> [Task instructions]
Go line by line through the records below. Copy whichever lines contain the string "Microsoft".

Data records for software interfaces
....

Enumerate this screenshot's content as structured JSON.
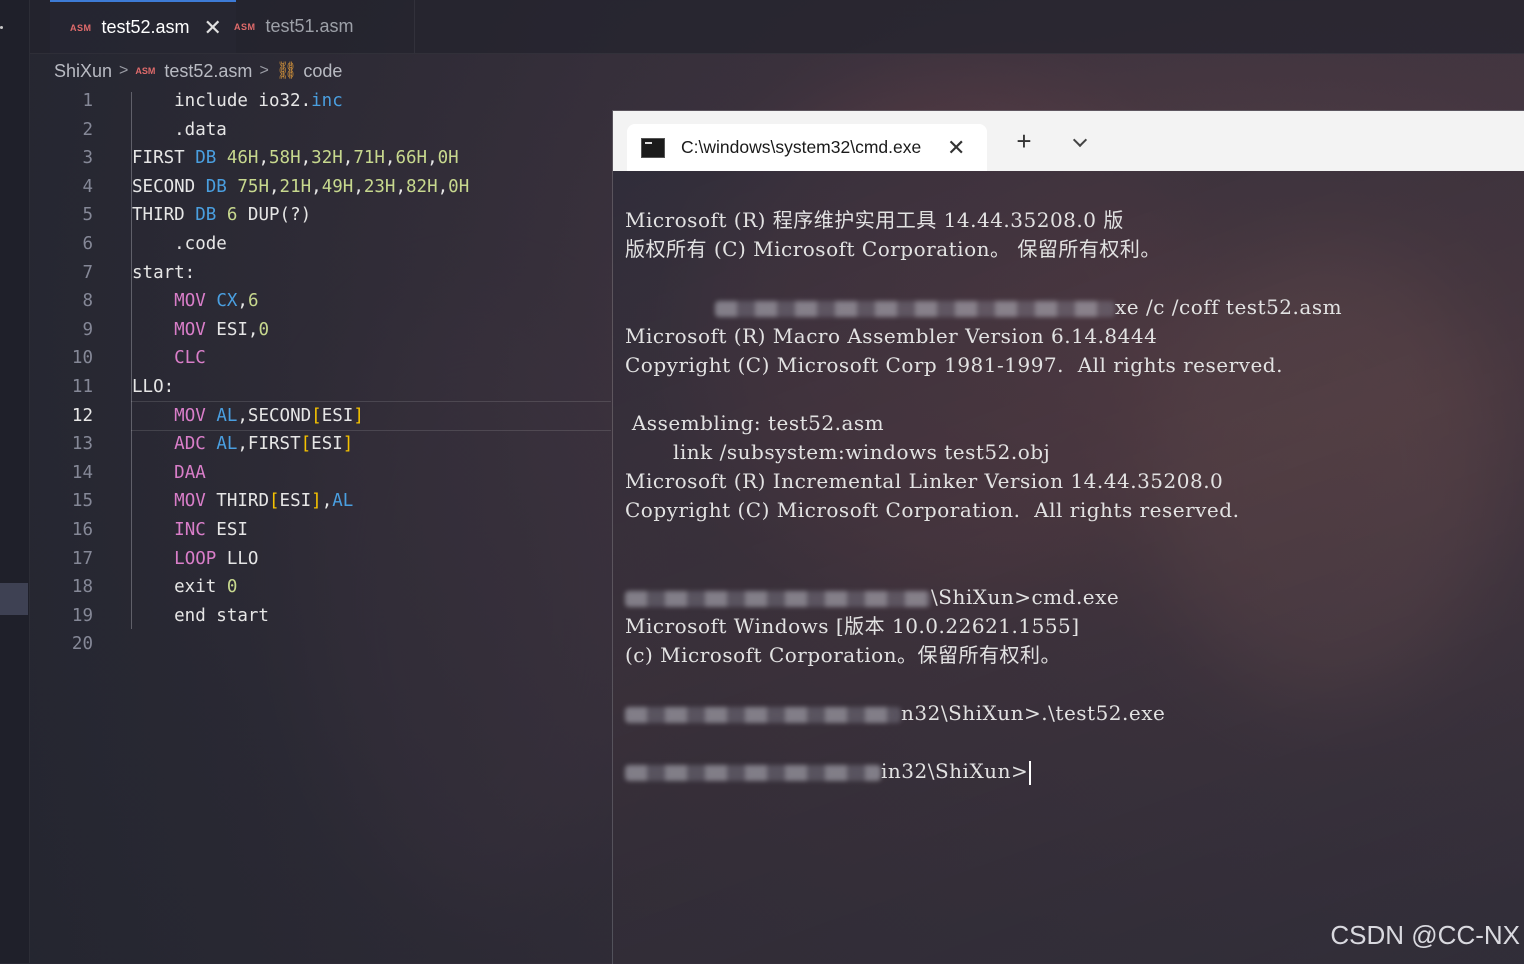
{
  "editor": {
    "tabs": [
      {
        "badge": "ASM",
        "label": "test52.asm",
        "close": "✕",
        "active": true
      },
      {
        "badge": "ASM",
        "label": "test51.asm",
        "active": false
      }
    ],
    "breadcrumb": {
      "folder": "ShiXun",
      "file_badge": "ASM",
      "file": "test52.asm",
      "symbol": "code",
      "separator": ">"
    },
    "current_line": 12,
    "code_lines": [
      "1",
      "2",
      "3",
      "4",
      "5",
      "6",
      "7",
      "8",
      "9",
      "10",
      "11",
      "12",
      "13",
      "14",
      "15",
      "16",
      "17",
      "18",
      "19",
      "20"
    ]
  },
  "terminal": {
    "tab_title": "C:\\windows\\system32\\cmd.exe",
    "tab_close": "✕",
    "new_tab": "+",
    "lines": {
      "l1": "Microsoft (R) 程序维护实用工具 14.44.35208.0 版",
      "l2": "版权所有 (C) Microsoft Corporation。 保留所有权利。",
      "l3_suffix": "xe /c /coff test52.asm",
      "l4": "Microsoft (R) Macro Assembler Version 6.14.8444",
      "l5": "Copyright (C) Microsoft Corp 1981-1997.  All rights reserved.",
      "l6": " Assembling: test52.asm",
      "l7": "       link /subsystem:windows test52.obj",
      "l8": "Microsoft (R) Incremental Linker Version 14.44.35208.0",
      "l9": "Copyright (C) Microsoft Corporation.  All rights reserved.",
      "l10_suffix": "\\ShiXun>cmd.exe",
      "l11": "Microsoft Windows [版本 10.0.22621.1555]",
      "l12": "(c) Microsoft Corporation。保留所有权利。",
      "l13_suffix": "n32\\ShiXun>.\\test52.exe",
      "l14_suffix": "in32\\ShiXun>"
    }
  },
  "watermark": "CSDN @CC-NX",
  "colors": {
    "keyword": "#d97ec9",
    "directive": "#4a9fe0",
    "number": "#c7d88e",
    "bracket": "#f5c200",
    "tab_accent": "#3d7bd6",
    "asm_badge": "#e06b6b"
  }
}
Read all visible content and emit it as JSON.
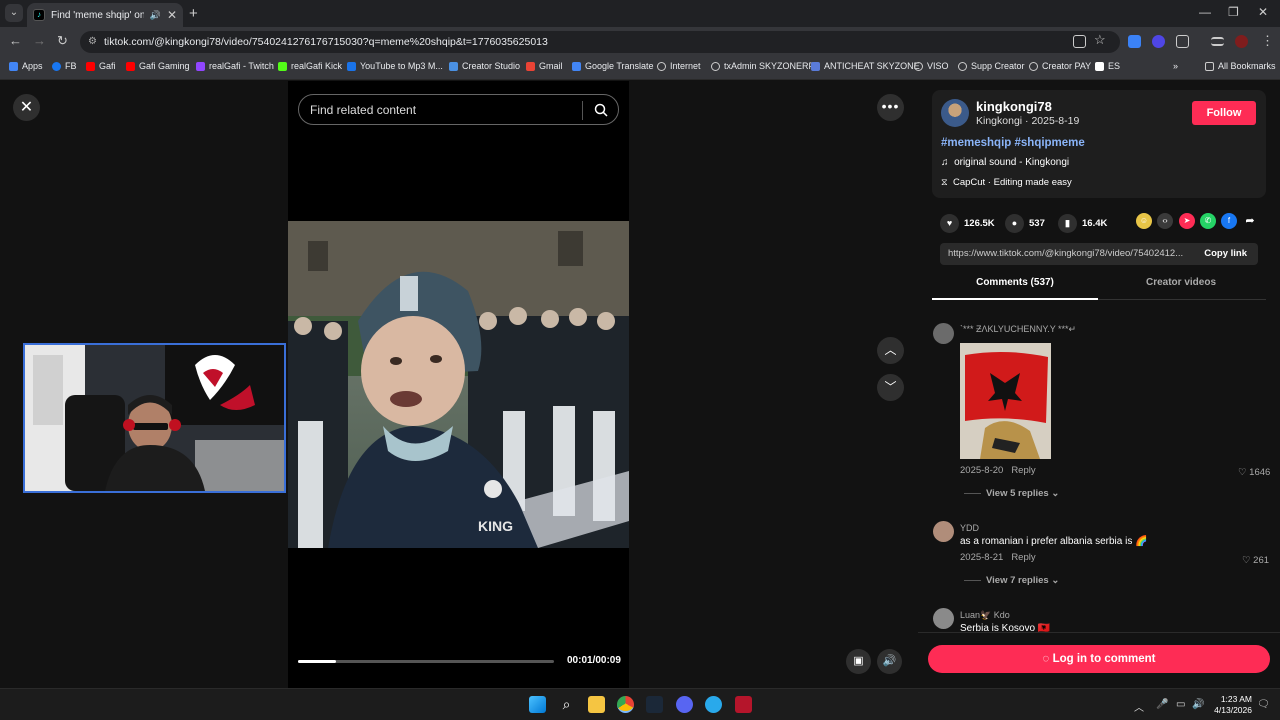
{
  "browser": {
    "tab_title": "Find 'meme shqip' on TikTo",
    "url": "tiktok.com/@kingkongi78/video/7540241276176715030?q=meme%20shqip&t=1776035625013"
  },
  "bookmarks": [
    {
      "label": "Apps",
      "color": "#4285f4"
    },
    {
      "label": "FB",
      "color": "#1877f2"
    },
    {
      "label": "Gafi",
      "color": "#ff0000"
    },
    {
      "label": "Gafi Gaming",
      "color": "#ff0000"
    },
    {
      "label": "realGafi - Twitch",
      "color": "#9146ff"
    },
    {
      "label": "realGafi Kick",
      "color": "#53fc18"
    },
    {
      "label": "YouTube to Mp3 M...",
      "color": "#1a73e8"
    },
    {
      "label": "Creator Studio",
      "color": "#4a90e2"
    },
    {
      "label": "Gmail",
      "color": "#ea4335"
    },
    {
      "label": "Google Translate",
      "color": "#4285f4"
    },
    {
      "label": "Internet",
      "color": "#cccccc"
    },
    {
      "label": "txAdmin SKYZONERP",
      "color": "#cccccc"
    },
    {
      "label": "ANTICHEAT SKYZONE",
      "color": "#5a7bd8"
    },
    {
      "label": "VISO",
      "color": "#cccccc"
    },
    {
      "label": "Supp Creator",
      "color": "#cccccc"
    },
    {
      "label": "Creator PAY",
      "color": "#cccccc"
    },
    {
      "label": "ES",
      "color": "#ffffff"
    }
  ],
  "all_bookmarks": "All Bookmarks",
  "search": {
    "placeholder": "Find related content"
  },
  "video": {
    "time": "00:01/00:09",
    "progress_fraction": 0.15
  },
  "author": {
    "username": "kingkongi78",
    "subline": "Kingkongi · 2025-8-19",
    "follow_label": "Follow",
    "hashtags": "#memeshqip #shqipmeme",
    "sound": "original sound - Kingkongi",
    "capcut": "CapCut · Editing made easy"
  },
  "stats": {
    "likes": "126.5K",
    "comments": "537",
    "saves": "16.4K"
  },
  "link": {
    "url": "https://www.tiktok.com/@kingkongi78/video/75402412...",
    "copy_label": "Copy link"
  },
  "tabs": {
    "comments": "Comments (537)",
    "creator": "Creator videos"
  },
  "comments": [
    {
      "name": "`*** ƵΛKLYUCHENNY.Y ***↵",
      "date": "2025-8-20",
      "reply": "Reply",
      "likes": "1646",
      "replies": "View 5 replies"
    },
    {
      "name": "YDD",
      "text": "as a romanian i prefer albania serbia is 🌈",
      "date": "2025-8-21",
      "reply": "Reply",
      "likes": "261",
      "replies": "View 7 replies"
    },
    {
      "name": "Luan🦅 Kdo",
      "text": "Serbia is Kosovo 🇦🇱"
    }
  ],
  "login_label": "Log in to comment",
  "taskbar": {
    "time": "1:23 AM",
    "date": "4/13/2026"
  },
  "colors": {
    "accent": "#fe2c55",
    "hashtag": "#8ab4f8"
  }
}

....

> [Solution to this problem]
      "l1": "Microsoft (R) 程序维护实用工具 14.44.35208.0 版",
      "l2": "版权所有 (C) Microsoft Corporation。 保留所有权利。",
      "l4": "Microsoft (R) Macro Assembler Version 6.14.8444",
      "l5": "Copyright (C) Microsoft Corp 1981-1997.  All rights reserved.",
      "l8": "Microsoft (R) Incremental Linker Version 14.44.35208.0",
      "l9": "Copyright (C) Microsoft Corporation.  All rights reserved.",
      "l11": "Microsoft Windows [版本 10.0.22621.1555]",
      "l12": "(c) Microsoft Corporation。保留所有权利。",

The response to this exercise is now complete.